On 1/16/2013 8:54 PM, W Craig Carter wrote: > On Jan 17, 13, at 12:14 PM, Richard Fateman wrote: > >> On 1/15/2013 10:39 PM, Murray Eisenberg wrote: >>> On Jan 14, 2013, at 11:31 PM, David Bailey <firstname.lastname@example.org> wrote: >>> >>> >>> >>> It all depends on just what you want somebody to accomplish when learning his/her first programming language. >> There are several issues here. >> For a starter, 4-year colleges generally do not offer credit for "a >> course to teach you to program in language X" in a department of >> computer science. >> There may be such courses in physics, statistics, etc departments, >> but this should be classified as a utility course, akin to "how to use >> the microwave oven in the lunchroom". > > Was this analogy meant to be pejorative? Not especially,. just illustrative.
I have no problem with physicists (etc) teaching each other programming, as long as they don't think that they know "computer science" as a consequence of knowing a little FORTRAN.
I have met physical scientists who assume that a computer scientist knows LOTS of programming languages, not just FORTRAN. I have seen programming languages designed by physicists who tried to learn by osmosis, but made some fundamental errors.
Microwave ovens can be fairly complicated, with power settings, times, and extra features like convection, buttons for defrost, and "popcorn".... But I would not confuse "how to use a microwave" with general knowledge of electromagnetism, signal generation and propagation in the microwave part of the spectrum, and biological effects of such. Anyway, that's the idea.

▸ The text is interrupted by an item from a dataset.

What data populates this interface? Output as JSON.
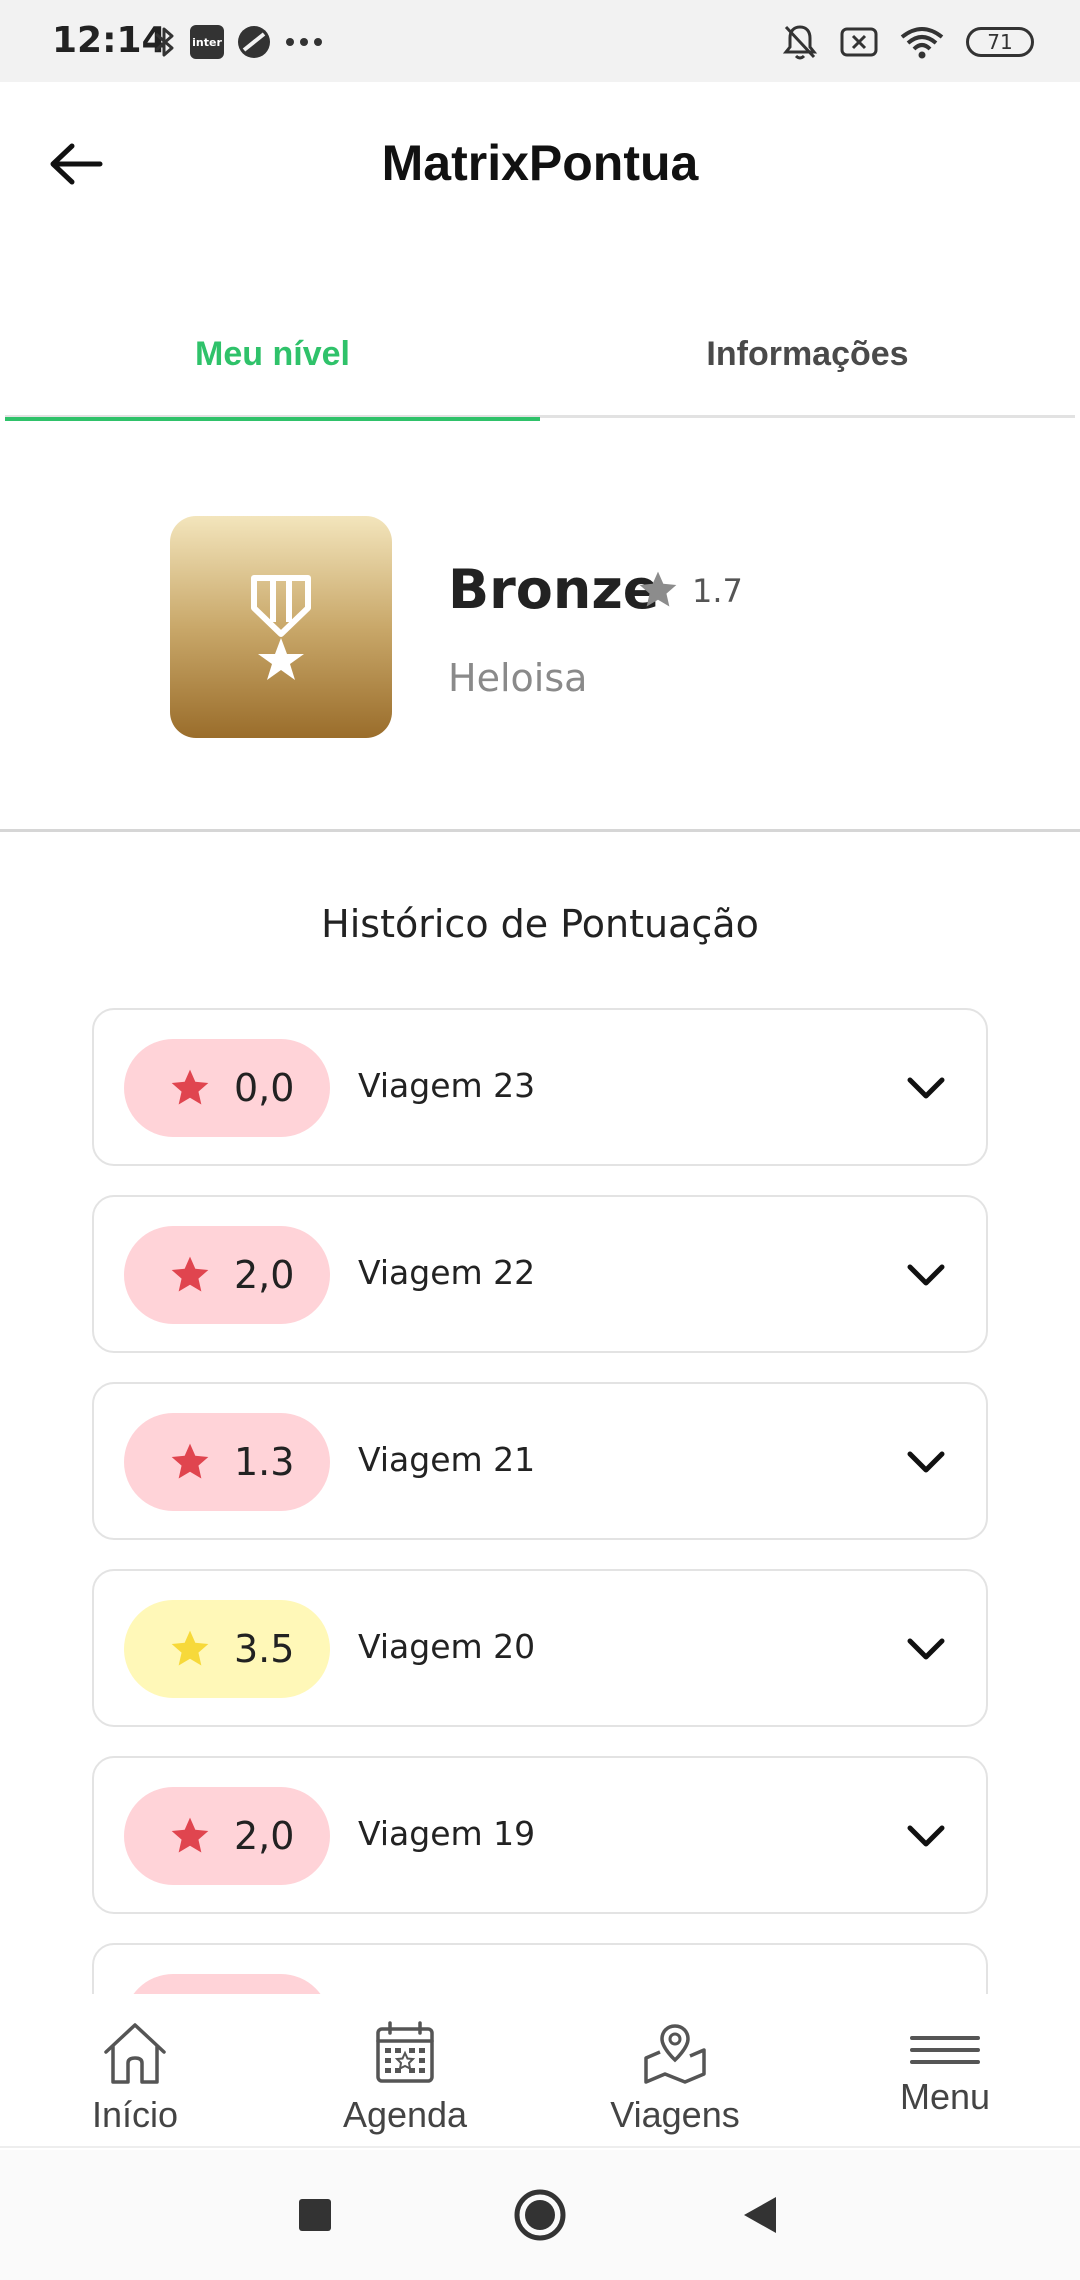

> > I teach such a course and receive current and a posteriori feedback on the benefits of learning to rapidly construct a model, compute it, and visualize it. I hope it is not called Introduction to Computer Science. > Equally important, the students learn math and a means to acquire more math on their own---and quickly. So the course is something like "Introduction to Mathematical Modeling in Material Science" perhaps "... with an introduction to programming language X...". That's fine. There's a course at UC Berkeley in Engineering E 7, which teaches simple numerical analysis, introduces modeling etc. Its relation to the computer science curriculum tends to evolve, partly because engineers think that their students don't need to know more about computers than they do. > I teach fundamental concepts of my discipline by using novice programming, numerical analysis, symbolic algebra: voila, canonical discipline knowledge and transferable skills in one course. eh,sounds like E7 except last I heard, it didn't include symbolic algebra, but made some fuss about object-oriented programming.
> > The "microwave usage" analogy diminishes the importance of an indispensable tool to an applied scientist or engineer. I think a microwave oven is indispensable too :)
> > I have physical science colleagues who consider programing and linear algebra to be superfluous because they use spreadsheet tools. I think that is justifiable, for some people. Many mathematicians consider computers quite worthless because to them, mathematics has to do with creating proofs, and computers (mostly) don't do this.
Some professional engineers lived their whole careers using tables in handbooks. Times change, of course, but not all engineers do terribly novel things.
It is unlikely that an engineer will be called upon to write one, much less a collection, of different sorting programs. So a course on algorithms that provided such an experience would seem to be, vocationally speaking, unnecessary. Though the exercise might be intellectually enlightening nevertheless. > I consider their myopic view marginally more perverse than (paraphrasing) `classifying computer language tools as microwave ovens for those who don't build microwaves or understand their operating principles'. It is too late at night for me to figure this out, but I suspect we are agreeing, mostly..